Loss parents that are reading, take heart, you certainly can survive! And feel joy in living! Good support systems, attention to self-care, and great doctors and therapists will help you get through this. You will survive, it will likely be hard, but you will do it. Even if you do not always want to survive, you can take the next breath and keep going. Do not let this information scare you. Knowledge is power, you know the fight you are up against and you can do it! Each day that goes by you will learn a little more about how to survive and it will not feel like such a heavy burden. The burden does not get lighter, but you become more accustomed to carrying it and stronger as you go. Let this information help you know that you are not alone, and help is available.
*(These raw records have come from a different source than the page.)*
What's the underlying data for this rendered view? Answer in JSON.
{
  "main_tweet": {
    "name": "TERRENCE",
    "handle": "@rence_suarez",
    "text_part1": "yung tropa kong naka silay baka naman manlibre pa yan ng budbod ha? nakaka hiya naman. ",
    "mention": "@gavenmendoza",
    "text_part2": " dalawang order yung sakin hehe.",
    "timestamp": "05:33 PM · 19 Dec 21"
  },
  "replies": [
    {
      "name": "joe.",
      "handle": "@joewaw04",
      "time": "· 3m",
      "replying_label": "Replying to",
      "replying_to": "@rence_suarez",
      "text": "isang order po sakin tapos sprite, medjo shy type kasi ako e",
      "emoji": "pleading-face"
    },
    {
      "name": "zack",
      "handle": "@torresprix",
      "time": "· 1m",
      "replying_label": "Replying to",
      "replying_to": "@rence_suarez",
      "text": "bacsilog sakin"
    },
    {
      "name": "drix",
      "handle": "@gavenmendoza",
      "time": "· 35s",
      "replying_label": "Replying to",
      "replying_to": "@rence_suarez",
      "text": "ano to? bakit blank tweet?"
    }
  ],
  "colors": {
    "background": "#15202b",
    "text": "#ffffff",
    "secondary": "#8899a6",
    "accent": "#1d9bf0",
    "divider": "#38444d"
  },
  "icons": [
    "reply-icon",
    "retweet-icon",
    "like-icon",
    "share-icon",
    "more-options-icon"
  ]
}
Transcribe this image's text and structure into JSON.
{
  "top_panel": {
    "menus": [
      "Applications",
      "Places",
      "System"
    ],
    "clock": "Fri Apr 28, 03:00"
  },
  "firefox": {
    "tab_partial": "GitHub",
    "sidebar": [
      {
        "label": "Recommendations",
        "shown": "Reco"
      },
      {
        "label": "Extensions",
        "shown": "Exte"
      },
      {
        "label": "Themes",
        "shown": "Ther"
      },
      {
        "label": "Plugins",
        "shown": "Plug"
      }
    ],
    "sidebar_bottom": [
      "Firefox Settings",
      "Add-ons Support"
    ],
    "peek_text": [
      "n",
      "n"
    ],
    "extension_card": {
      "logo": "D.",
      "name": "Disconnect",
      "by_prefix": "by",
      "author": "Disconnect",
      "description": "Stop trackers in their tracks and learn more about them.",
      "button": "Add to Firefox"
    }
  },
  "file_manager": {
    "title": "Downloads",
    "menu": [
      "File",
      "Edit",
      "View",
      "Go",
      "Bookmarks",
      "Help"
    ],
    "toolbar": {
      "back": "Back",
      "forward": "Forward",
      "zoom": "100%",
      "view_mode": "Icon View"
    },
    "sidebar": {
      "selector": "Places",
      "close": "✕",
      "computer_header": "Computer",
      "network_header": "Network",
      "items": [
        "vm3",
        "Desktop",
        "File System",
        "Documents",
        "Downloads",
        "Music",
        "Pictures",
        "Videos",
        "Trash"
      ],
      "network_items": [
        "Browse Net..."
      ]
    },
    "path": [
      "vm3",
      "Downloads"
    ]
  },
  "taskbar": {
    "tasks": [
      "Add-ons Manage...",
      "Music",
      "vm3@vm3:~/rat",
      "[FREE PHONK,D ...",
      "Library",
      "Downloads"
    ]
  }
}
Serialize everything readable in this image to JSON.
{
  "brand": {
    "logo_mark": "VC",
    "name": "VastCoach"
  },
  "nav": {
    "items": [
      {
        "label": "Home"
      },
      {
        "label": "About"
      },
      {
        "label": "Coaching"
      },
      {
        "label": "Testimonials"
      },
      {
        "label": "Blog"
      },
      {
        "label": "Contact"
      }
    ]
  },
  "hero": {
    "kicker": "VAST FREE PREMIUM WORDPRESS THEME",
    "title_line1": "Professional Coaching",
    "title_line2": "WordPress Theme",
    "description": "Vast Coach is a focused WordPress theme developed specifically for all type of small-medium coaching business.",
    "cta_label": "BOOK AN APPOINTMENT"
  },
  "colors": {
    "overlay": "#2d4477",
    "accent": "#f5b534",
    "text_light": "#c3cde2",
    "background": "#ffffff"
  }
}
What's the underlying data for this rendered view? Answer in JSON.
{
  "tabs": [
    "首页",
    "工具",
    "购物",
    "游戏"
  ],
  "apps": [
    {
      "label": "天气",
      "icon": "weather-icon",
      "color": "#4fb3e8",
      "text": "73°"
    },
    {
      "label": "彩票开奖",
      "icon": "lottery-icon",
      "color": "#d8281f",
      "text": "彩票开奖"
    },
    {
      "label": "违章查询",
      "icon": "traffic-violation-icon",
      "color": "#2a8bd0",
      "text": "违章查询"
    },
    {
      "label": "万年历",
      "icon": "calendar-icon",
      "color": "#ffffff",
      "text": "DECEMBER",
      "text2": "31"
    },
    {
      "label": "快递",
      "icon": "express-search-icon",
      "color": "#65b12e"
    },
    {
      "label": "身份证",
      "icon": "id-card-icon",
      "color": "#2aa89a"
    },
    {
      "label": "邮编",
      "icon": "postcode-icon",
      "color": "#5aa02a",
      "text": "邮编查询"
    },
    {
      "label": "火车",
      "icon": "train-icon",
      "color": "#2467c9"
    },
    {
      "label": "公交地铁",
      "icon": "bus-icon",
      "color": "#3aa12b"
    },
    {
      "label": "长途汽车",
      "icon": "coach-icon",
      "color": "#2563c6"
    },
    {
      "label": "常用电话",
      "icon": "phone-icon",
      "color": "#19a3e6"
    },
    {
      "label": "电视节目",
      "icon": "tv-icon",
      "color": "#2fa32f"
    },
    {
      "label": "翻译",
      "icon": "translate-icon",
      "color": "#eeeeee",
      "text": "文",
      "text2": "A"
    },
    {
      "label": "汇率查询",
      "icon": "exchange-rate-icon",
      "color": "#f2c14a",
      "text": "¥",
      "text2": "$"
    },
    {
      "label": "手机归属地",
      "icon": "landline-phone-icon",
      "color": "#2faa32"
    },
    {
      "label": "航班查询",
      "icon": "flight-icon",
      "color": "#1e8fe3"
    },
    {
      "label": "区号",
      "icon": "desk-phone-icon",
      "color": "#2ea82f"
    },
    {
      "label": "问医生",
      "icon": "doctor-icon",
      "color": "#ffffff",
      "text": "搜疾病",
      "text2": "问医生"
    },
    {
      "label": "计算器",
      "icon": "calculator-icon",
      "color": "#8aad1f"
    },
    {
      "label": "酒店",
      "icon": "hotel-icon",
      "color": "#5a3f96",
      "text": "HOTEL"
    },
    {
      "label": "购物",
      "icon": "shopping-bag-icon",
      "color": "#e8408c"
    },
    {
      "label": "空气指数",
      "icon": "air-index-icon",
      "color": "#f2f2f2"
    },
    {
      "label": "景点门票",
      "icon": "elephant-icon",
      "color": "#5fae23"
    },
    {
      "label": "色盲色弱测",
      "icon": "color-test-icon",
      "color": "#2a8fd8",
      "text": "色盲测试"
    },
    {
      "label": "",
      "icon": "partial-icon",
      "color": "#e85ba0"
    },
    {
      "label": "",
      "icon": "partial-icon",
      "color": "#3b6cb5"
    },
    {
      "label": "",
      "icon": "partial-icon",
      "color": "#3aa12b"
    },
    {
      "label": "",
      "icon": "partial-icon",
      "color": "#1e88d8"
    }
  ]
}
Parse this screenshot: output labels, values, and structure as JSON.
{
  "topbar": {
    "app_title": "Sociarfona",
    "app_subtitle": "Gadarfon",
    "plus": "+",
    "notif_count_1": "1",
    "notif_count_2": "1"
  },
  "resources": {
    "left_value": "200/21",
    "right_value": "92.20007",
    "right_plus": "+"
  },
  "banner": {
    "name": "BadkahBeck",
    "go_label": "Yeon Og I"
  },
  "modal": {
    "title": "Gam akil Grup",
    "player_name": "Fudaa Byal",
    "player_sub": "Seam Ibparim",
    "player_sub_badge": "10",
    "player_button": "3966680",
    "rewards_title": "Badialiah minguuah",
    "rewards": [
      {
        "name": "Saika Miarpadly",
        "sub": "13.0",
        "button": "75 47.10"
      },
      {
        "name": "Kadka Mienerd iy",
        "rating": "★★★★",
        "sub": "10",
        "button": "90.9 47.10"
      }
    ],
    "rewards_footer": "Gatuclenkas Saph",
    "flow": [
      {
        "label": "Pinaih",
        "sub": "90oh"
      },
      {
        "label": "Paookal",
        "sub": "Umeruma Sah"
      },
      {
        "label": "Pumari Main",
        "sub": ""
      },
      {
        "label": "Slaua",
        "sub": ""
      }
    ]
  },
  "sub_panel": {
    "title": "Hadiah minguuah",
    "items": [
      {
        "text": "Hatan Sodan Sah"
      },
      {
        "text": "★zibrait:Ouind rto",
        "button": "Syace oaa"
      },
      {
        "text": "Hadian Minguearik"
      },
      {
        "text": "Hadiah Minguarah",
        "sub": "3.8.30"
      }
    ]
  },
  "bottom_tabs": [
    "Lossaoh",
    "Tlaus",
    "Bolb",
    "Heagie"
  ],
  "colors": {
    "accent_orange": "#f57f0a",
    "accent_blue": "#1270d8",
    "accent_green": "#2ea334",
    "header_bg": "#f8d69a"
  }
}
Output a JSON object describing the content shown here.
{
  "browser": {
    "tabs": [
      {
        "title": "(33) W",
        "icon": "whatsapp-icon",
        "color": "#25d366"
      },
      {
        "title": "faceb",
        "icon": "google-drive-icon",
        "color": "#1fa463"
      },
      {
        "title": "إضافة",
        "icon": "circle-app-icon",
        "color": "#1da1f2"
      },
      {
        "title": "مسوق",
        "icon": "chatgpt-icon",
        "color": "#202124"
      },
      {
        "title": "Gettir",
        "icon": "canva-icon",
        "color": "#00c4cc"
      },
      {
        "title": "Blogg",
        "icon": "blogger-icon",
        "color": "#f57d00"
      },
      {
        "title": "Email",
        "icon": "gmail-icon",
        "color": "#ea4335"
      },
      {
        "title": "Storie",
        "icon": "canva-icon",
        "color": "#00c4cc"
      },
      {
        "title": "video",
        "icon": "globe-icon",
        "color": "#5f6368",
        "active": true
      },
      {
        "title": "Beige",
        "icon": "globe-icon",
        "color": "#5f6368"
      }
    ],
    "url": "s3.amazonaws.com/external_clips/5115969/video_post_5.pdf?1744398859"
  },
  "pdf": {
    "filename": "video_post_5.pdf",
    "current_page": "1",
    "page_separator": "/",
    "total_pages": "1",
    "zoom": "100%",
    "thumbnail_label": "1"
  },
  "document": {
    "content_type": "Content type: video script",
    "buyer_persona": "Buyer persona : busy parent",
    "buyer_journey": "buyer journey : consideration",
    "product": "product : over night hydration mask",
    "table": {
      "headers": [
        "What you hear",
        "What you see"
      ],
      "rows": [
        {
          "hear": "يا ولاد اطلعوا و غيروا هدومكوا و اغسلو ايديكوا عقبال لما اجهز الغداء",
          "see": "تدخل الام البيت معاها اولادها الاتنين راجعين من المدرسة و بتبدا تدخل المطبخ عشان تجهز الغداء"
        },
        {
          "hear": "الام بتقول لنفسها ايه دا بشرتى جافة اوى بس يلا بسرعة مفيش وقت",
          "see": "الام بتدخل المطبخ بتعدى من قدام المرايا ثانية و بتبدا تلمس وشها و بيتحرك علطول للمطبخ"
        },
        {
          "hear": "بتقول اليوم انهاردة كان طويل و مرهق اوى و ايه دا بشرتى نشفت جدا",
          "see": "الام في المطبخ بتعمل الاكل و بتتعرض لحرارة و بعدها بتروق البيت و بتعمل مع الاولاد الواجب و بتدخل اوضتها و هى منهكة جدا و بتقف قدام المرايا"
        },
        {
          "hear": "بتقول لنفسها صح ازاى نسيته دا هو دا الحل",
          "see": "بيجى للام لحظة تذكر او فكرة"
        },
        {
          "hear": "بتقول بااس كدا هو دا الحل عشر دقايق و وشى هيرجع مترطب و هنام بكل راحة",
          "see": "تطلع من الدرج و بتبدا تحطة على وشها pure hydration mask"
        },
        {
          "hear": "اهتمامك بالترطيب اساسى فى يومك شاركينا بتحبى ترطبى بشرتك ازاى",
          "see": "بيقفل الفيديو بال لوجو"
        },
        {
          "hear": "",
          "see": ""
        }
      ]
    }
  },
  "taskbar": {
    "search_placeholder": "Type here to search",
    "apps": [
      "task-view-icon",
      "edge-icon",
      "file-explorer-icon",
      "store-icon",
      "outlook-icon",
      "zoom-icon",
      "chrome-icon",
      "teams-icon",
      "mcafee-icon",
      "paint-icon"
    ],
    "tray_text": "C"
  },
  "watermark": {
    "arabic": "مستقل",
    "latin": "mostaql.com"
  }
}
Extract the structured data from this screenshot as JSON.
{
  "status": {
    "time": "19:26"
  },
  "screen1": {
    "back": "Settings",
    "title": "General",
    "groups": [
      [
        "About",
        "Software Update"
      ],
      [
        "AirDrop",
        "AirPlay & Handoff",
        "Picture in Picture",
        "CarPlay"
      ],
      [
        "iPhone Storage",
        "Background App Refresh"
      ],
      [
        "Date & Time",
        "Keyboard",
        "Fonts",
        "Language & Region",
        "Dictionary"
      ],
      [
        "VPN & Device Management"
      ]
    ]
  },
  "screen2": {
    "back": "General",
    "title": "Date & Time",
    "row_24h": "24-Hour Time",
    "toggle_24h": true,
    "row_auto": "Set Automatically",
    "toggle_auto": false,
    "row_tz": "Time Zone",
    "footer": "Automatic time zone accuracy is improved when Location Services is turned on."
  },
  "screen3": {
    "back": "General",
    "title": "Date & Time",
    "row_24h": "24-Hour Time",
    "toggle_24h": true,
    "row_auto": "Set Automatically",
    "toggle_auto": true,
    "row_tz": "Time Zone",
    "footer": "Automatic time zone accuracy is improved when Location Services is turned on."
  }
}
Your experiences and pain are valid. If you do not have support, we would love to help you connect with some, just reach out through our contact us information.
With all this said, let us agree, we will not tell bereaved parents that someone could not survive their pain. It is simply not helpful and is often hurtful. I believe this also applies to parents who had living children before their loss telling parents with no living children that they have only survived due to having other children to care for. It may be very, very true that your living children helped you get through. However, saying this to a mother or father with no children in their arms only hurts them, for all the reasons discussed above. You can think this, you can feel this, you can talk about it with your support system, but do not say it to a bereaved parent with no living children.
What can be said instead? So much! There are lots are articles out there with tips on what to say to a loss parent, read up and be ready! If you really want to say something along these lines, I suggest, “It must be so hard to survive this loss. I am here to help you keep going.”
We are Three Little Birds will always be here to help you all keep going.
Guldin, M. B., Ina Siegismund Kjaersgaard, M., Fenger-Grøn, M., Thorlund Parner, E., Li, J., Prior, A., & Vestergaard, M. (2017). Risk of suicide, deliberate self-harm and psychiatric illness after the loss of a close relative: A nationwide cohort study. World psychiatry : official journal of the World Psychiatric Association (WPA), 16(2), 193–199. https://doi.org/10.1002/wps.20422
Rogers, C. H., Floyd, F. J., Seltzer, M. M., Greenberg, J., & Hong, J. (2008). Long-term effects of the death of a child on parents' adjustment in midlife. Journal of family psychology : JFP : journal of the Division of Family Psychology of the American Psychological Association (Division 43), 22(2), 203–211. https://doi.org/10.1037/0893-3184.108.40.206